[Data about app and page elements]

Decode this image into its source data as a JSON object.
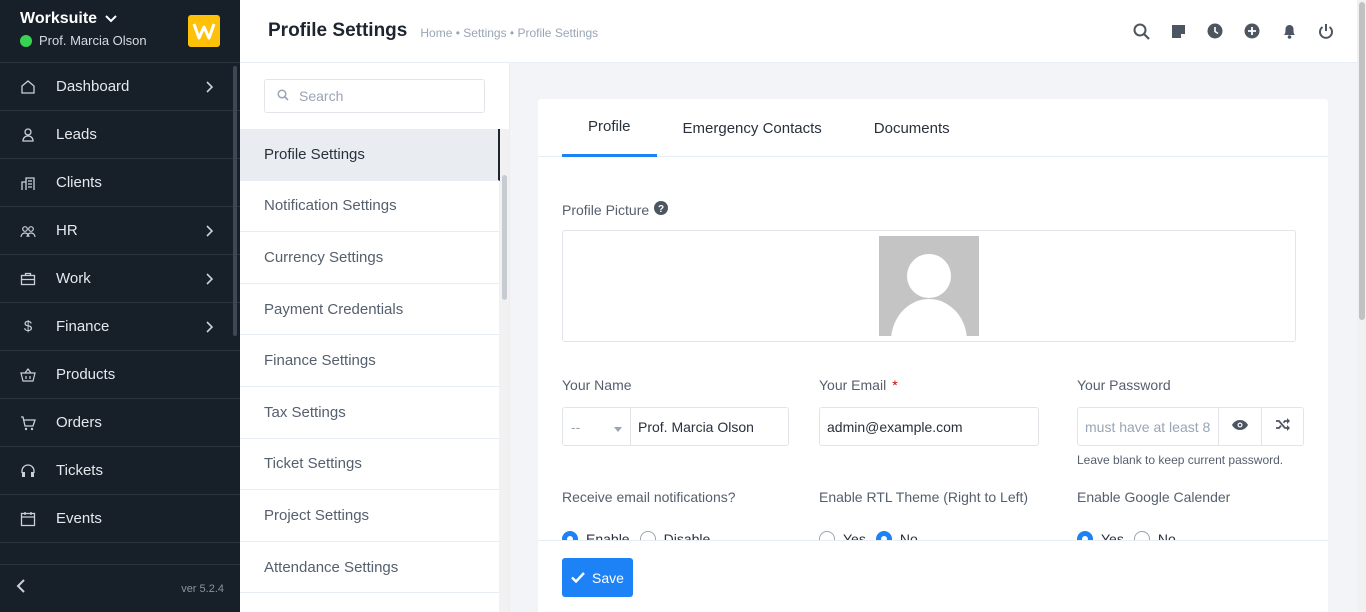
{
  "sidebar": {
    "brand": "Worksuite",
    "user": "Prof. Marcia Olson",
    "items": [
      {
        "label": "Dashboard",
        "icon": "house-icon",
        "arrow": true
      },
      {
        "label": "Leads",
        "icon": "user-icon",
        "arrow": false
      },
      {
        "label": "Clients",
        "icon": "building-icon",
        "arrow": false
      },
      {
        "label": "HR",
        "icon": "users-icon",
        "arrow": true
      },
      {
        "label": "Work",
        "icon": "briefcase-icon",
        "arrow": true
      },
      {
        "label": "Finance",
        "icon": "dollar-icon",
        "arrow": true
      },
      {
        "label": "Products",
        "icon": "basket-icon",
        "arrow": false
      },
      {
        "label": "Orders",
        "icon": "cart-icon",
        "arrow": false
      },
      {
        "label": "Tickets",
        "icon": "headset-icon",
        "arrow": false
      },
      {
        "label": "Events",
        "icon": "calendar-icon",
        "arrow": false
      }
    ],
    "version": "ver 5.2.4"
  },
  "header": {
    "title": "Profile Settings",
    "breadcrumb": "Home • Settings • Profile Settings"
  },
  "settings_menu": {
    "search_placeholder": "Search",
    "items": [
      "Profile Settings",
      "Notification Settings",
      "Currency Settings",
      "Payment Credentials",
      "Finance Settings",
      "Tax Settings",
      "Ticket Settings",
      "Project Settings",
      "Attendance Settings"
    ]
  },
  "tabs": [
    "Profile",
    "Emergency Contacts",
    "Documents"
  ],
  "form": {
    "picture_label": "Profile Picture",
    "name_label": "Your Name",
    "salutation": "--",
    "name_value": "Prof. Marcia Olson",
    "email_label": "Your Email",
    "required_mark": "*",
    "email_value": "admin@example.com",
    "password_label": "Your Password",
    "password_placeholder": "must have at least 8",
    "password_help": "Leave blank to keep current password.",
    "email_notif_label": "Receive email notifications?",
    "email_notif_options": [
      "Enable",
      "Disable"
    ],
    "rtl_label": "Enable RTL Theme (Right to Left)",
    "rtl_options": [
      "Yes",
      "No"
    ],
    "gcal_label": "Enable Google Calender",
    "gcal_options": [
      "Yes",
      "No"
    ],
    "save_label": "Save"
  },
  "colors": {
    "accent": "#1d82f5",
    "sidebar": "#171f29",
    "logo": "#ffc107",
    "online": "#39d353"
  }
}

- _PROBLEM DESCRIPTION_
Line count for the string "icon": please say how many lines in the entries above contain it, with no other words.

- _EXERCISE RESPONSE_
10